Emu in the Sky by Kyle Pickett (Australia). “When the Yallabirri (emu) appears in the sky in preparation for the laying of the eggs.” Image Credit: Kyle Pickett/Shared Sky
by Karl Gruber
A project connected artists in Western Australia and South Africa, where the two parts of the Square Kilometre Array radio telescope will be built.
SINCE THE DAWN of our species, humans have been fascinated by the night sky, and celestial objects such as stars or planets feature in some of humankind’s most ancient artworks.
For some Aboriginal groups, the stars have historically provided pointers to seasonal events or have been tied up in Dreamtime narratives.
For the Yamaji people of the Murchison region of Western Australia, for example, the appearance of an emu-like shape along the Milky Way has signalled the start of emu-egg collecting season for thousands of years.
“Creation of the Sun” by the First People Artists of the Bethesda Arts Centre (South Africa). “In the early times, the Sun was asleep in his house, shining for himself alone. The Earth was cold and dark. The mothers couldn’t dry the ant-larvae to eat so they were hungry, and the people were cold. Then the old woman gathered the children together: ‘My children, creep up to that old man the sun while he is sleeping.
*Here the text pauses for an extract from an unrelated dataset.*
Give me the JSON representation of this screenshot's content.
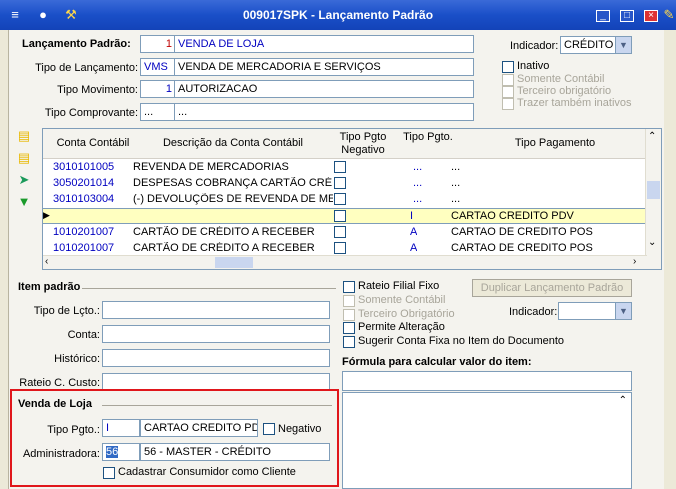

Creep up to that old Sun Armpit, and fling him into the sky, so that the earth can be warm for us, so that all the world will be bright.’
Photo credit: First People Artists of the Bethesda Arts Centre/Shared Sky
Aboriginal art of the night sky
Yamaji and other Aboriginal groups live a different lifestyle to their ancestors, but the night sky remains central to their lives and has now served as inspiration for new artworks.